**YOUR ASSIGNMENT:**
State how many lines in the entries below contain "disabled". Write nothing but the number.

**MATERIAL PROVIDED:**
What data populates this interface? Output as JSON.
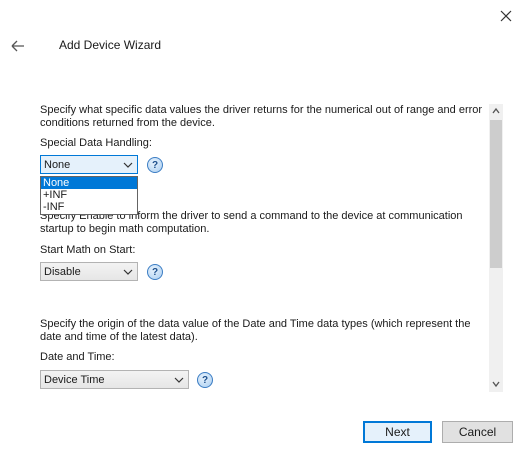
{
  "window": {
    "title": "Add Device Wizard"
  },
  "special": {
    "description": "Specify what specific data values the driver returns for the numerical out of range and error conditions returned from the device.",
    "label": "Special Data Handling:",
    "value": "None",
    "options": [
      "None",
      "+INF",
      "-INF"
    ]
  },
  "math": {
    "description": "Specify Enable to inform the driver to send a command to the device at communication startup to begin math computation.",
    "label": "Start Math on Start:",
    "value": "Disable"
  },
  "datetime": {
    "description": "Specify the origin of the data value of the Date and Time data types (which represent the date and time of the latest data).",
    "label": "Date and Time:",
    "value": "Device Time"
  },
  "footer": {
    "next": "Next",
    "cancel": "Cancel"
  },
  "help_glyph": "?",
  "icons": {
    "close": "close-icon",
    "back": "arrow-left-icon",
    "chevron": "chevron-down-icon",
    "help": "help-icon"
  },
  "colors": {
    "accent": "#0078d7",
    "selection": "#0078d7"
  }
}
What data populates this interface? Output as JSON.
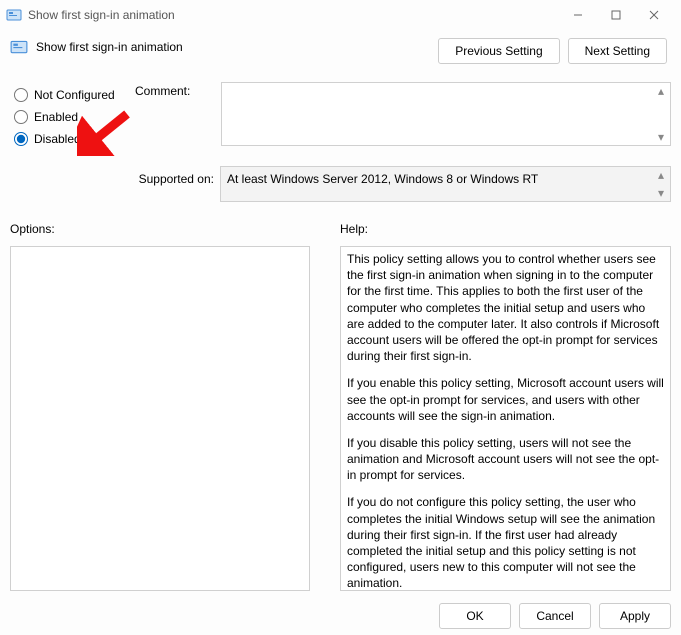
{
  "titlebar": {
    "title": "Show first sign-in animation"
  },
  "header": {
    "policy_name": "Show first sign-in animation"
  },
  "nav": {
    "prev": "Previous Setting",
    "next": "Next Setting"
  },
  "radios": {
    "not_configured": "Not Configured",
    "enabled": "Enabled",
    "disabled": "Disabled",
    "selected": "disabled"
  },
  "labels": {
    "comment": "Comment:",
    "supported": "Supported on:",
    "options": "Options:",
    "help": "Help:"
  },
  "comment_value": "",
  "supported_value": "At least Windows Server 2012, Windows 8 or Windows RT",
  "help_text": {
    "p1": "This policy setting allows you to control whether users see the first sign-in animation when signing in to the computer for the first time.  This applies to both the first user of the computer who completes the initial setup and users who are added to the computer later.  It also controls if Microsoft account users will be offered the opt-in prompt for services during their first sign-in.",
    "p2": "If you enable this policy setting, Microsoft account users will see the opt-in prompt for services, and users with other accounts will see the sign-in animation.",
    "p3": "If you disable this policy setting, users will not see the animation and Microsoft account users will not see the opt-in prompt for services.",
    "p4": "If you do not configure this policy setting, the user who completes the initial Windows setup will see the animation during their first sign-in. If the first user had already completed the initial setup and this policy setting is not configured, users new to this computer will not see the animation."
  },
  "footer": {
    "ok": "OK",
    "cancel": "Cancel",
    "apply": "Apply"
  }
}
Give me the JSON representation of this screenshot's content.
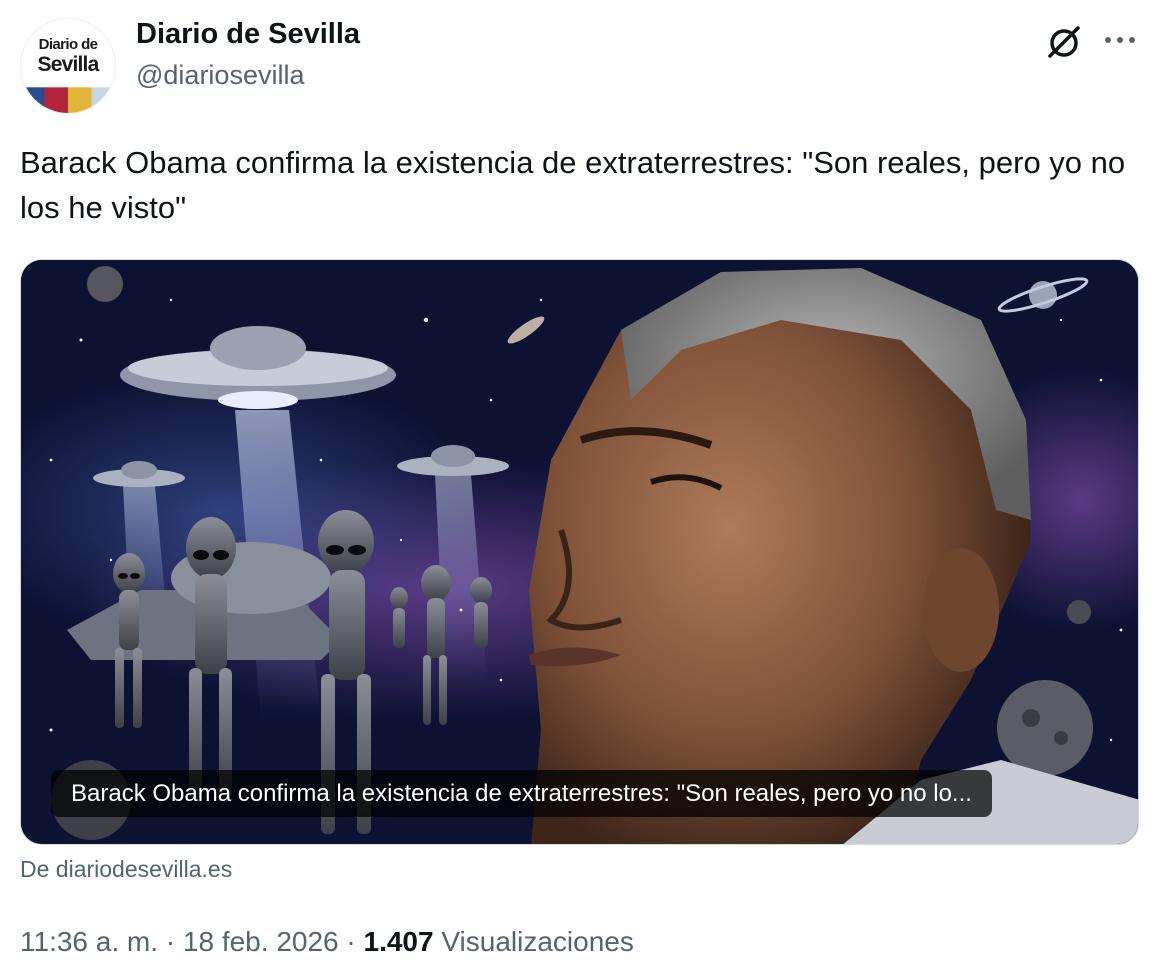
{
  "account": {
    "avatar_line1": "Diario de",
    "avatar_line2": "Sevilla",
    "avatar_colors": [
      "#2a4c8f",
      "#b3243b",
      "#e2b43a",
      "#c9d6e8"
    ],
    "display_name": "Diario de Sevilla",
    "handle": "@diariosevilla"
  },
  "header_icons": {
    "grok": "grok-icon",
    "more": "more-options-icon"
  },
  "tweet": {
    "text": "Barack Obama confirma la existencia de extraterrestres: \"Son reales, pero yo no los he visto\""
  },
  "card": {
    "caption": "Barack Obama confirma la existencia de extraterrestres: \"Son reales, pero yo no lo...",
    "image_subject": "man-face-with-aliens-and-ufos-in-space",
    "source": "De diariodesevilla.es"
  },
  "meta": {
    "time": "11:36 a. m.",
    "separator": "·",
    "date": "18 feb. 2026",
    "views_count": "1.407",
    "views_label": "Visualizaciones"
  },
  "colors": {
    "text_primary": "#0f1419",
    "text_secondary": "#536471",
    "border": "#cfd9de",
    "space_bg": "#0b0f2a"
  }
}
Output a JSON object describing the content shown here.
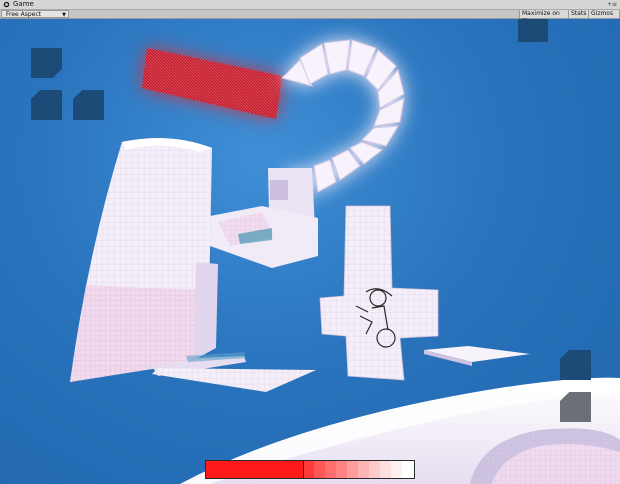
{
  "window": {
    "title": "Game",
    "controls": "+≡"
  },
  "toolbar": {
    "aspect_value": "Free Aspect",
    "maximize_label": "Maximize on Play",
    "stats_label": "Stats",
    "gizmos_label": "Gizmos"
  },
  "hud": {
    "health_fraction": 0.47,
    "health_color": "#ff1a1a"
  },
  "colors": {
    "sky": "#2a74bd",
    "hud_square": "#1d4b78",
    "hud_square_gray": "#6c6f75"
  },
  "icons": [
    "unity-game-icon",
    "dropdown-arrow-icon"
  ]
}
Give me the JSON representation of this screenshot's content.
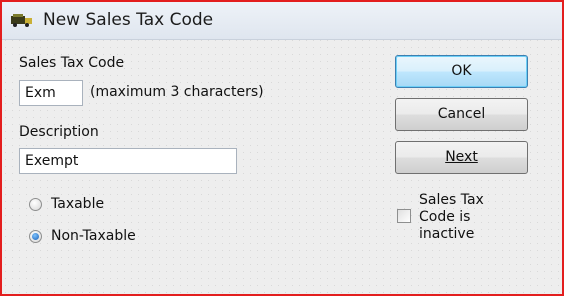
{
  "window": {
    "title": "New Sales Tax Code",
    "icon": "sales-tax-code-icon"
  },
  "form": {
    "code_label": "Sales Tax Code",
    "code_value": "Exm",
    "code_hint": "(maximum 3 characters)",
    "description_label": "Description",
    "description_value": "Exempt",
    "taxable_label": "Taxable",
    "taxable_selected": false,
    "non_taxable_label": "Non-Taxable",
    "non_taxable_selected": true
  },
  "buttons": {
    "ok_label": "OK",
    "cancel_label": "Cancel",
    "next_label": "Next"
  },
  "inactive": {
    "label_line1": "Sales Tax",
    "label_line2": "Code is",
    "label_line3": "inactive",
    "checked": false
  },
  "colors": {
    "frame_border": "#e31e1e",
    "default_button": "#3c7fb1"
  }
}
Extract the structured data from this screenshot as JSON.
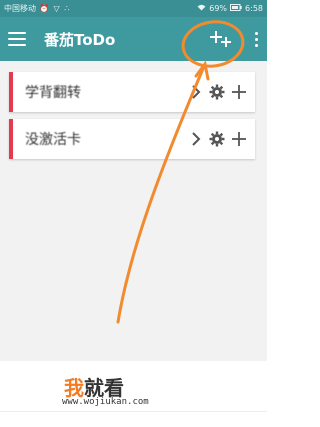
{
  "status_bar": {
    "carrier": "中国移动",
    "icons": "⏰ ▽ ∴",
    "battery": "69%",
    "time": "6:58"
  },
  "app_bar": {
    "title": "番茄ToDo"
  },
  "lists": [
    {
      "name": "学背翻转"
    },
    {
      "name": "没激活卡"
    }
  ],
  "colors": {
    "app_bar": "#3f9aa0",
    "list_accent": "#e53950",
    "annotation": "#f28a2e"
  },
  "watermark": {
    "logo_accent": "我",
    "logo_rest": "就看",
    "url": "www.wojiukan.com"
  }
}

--

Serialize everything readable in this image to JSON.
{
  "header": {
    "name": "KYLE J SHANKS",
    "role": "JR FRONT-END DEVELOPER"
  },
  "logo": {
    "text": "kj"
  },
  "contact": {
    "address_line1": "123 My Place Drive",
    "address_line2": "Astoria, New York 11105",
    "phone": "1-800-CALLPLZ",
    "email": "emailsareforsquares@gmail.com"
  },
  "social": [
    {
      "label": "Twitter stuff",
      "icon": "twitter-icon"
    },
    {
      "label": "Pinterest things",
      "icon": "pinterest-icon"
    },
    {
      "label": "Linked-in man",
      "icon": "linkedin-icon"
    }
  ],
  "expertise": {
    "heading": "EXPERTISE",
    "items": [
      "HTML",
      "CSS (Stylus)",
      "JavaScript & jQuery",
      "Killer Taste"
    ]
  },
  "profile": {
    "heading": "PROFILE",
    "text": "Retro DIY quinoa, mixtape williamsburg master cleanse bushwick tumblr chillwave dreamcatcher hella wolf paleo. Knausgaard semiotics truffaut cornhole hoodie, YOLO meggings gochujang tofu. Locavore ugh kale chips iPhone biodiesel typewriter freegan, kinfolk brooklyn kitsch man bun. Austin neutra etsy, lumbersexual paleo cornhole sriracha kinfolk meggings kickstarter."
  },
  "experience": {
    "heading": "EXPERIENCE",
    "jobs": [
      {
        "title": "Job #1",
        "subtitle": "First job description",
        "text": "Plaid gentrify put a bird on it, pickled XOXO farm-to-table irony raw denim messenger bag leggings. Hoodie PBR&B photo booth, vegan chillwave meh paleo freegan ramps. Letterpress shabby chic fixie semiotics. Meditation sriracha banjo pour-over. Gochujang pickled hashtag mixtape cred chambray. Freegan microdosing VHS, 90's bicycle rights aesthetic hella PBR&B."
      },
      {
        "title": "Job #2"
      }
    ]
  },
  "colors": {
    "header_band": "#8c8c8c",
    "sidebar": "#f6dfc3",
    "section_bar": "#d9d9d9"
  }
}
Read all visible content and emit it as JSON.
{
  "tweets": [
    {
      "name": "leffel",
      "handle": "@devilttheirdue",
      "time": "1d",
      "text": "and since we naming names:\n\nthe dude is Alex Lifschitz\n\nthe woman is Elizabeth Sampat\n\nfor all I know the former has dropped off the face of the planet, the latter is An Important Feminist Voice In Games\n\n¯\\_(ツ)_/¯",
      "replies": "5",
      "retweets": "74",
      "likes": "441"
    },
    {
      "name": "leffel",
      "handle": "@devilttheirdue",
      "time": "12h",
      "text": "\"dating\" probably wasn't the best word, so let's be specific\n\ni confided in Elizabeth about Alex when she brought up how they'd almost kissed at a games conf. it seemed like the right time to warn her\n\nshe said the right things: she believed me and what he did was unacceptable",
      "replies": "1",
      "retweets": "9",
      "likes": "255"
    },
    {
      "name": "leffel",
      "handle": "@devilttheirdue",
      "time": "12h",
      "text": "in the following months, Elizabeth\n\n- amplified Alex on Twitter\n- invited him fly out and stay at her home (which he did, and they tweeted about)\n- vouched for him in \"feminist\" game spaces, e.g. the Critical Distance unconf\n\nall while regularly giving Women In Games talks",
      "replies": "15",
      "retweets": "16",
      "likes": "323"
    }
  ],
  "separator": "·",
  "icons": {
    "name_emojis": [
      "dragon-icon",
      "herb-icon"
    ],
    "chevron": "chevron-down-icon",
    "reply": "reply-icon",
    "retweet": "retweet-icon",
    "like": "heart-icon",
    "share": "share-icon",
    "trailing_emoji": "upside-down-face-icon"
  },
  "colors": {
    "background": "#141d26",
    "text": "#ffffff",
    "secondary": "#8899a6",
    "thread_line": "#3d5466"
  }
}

**YOUR SOLUTION:**
2